    The Silurian age lasted from the end of the Ordovician (approximately 443 million years ago) to the beginning of the Devonian (approx. 416 million years ago).   My original inspiration for this piece was the realization that, despite their abundance in the fossil record, I had seen very few life restorations of graptolites-- an unusual group of colonial animals related to modern-day pterobranchs. Here I've shown three different groups of graptolites-- Monograptus (the long, hot dog-looking things), Spirograptus (the corkscrews) and Cyrtograptus (the spiraling, frisbee-looking yellow thing in the upper left corner). One of the biggest questions about pelagic graptolites is just what exactly kept them afloat. A paper I read while doing research for this piece suggested that the individual animals that made up the graptolite colony may have synchronized the movement of their feathery, food collecting "arms" to create a current of water that allowed them to float and even move to some degree.
I also used this opoortunity to depict conodonts, another tiny animal abundant throughout the fossil record but rarely depicted. In the case of conodonts, this is because their bizarre microscopic mouth apparatuses (not actual teeth, but a complicated, independently-evolved collection of interlocking pieces) are what scientists almost always find. Only a few dozen body fossils have ever been discovered.
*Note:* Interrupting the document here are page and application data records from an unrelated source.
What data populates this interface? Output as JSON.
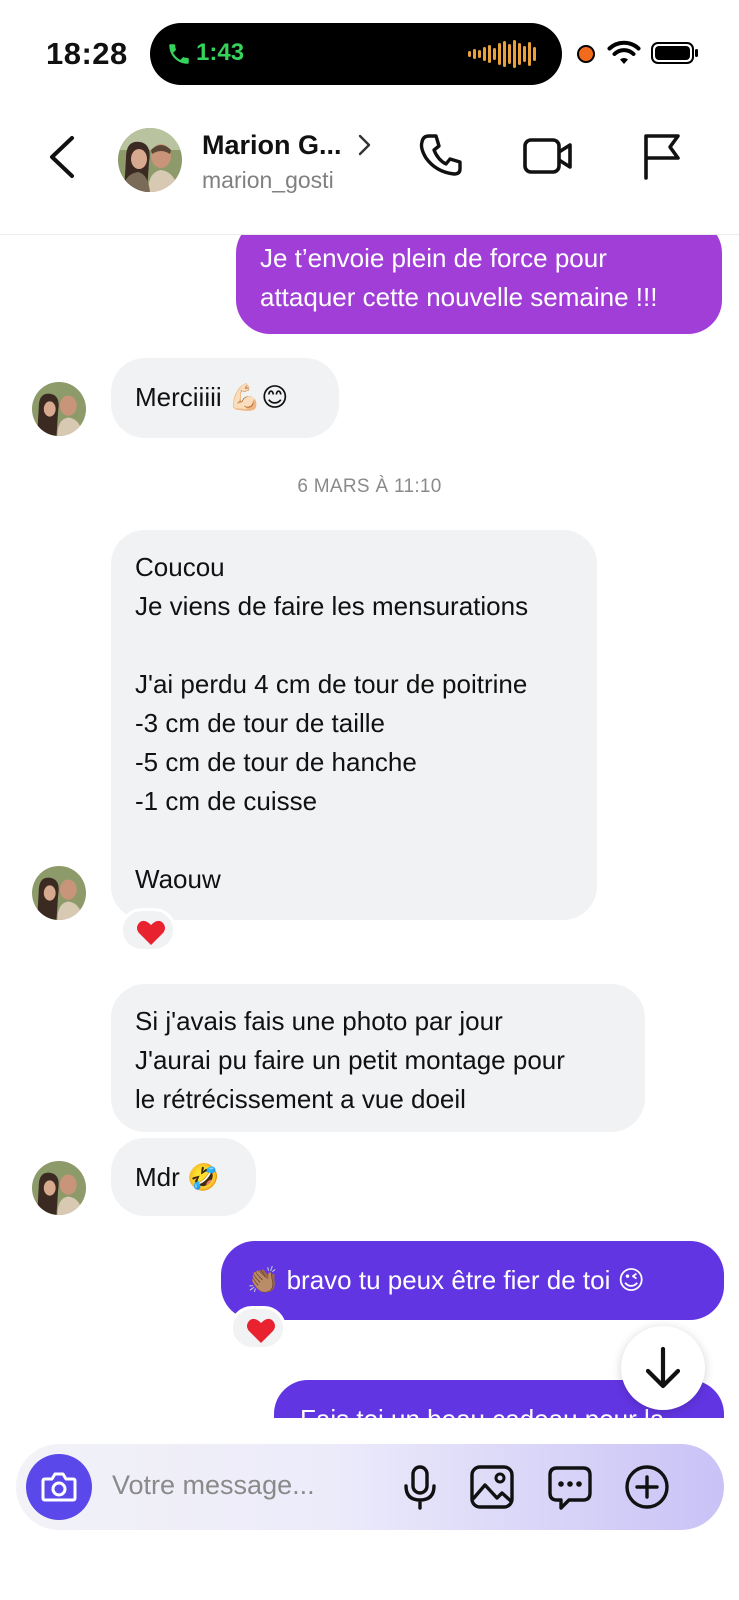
{
  "status_bar": {
    "time": "18:28",
    "call_duration": "1:43"
  },
  "header": {
    "name": "Marion G...",
    "username": "marion_gosti"
  },
  "messages": {
    "m1": "Je t’envoie plein de force pour\nattaquer cette nouvelle semaine !!!",
    "m2": "Merciiiii 💪🏻😊",
    "date_sep": "6 MARS À 11:10",
    "m3": "Coucou\nJe viens de faire les mensurations\n\nJ'ai perdu 4 cm de tour de poitrine\n-3 cm de tour de taille\n-5 cm de tour de hanche\n-1 cm de cuisse\n\nWaouw",
    "m4": "Si j'avais fais une photo par jour\nJ'aurai pu faire un petit montage pour\nle rétrécissement a vue doeil",
    "m5": "Mdr 🤣",
    "m6": "👏🏽 bravo tu peux être fier de toi 😉",
    "m7": "Fais toi un beau cadeau pour la"
  },
  "reactions": {
    "heart": "❤️"
  },
  "composer": {
    "placeholder": "Votre message..."
  },
  "colors": {
    "outgoing_purple": "#a13ed7",
    "outgoing_violet": "#6235e3",
    "incoming": "#f1f2f4",
    "accent": "#5a48ea",
    "call_green": "#35d35b"
  },
  "icons": [
    "phone-icon",
    "back-chevron-icon",
    "video-icon",
    "flag-icon",
    "scroll-down-arrow-icon",
    "camera-icon",
    "microphone-icon",
    "image-icon",
    "sticker-icon",
    "plus-icon",
    "wifi-icon",
    "battery-icon"
  ]
}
Additional, slightly more familiar animals depicted here include a comparatively huge Eurypterid sea scorpion, several jawless Jamoytius fish and a pod of Hexameroceras, an extinct relative of the Chambered Nautilus.


                       Silurian Sea ©2011 John Meszaros.  All Rights Reserved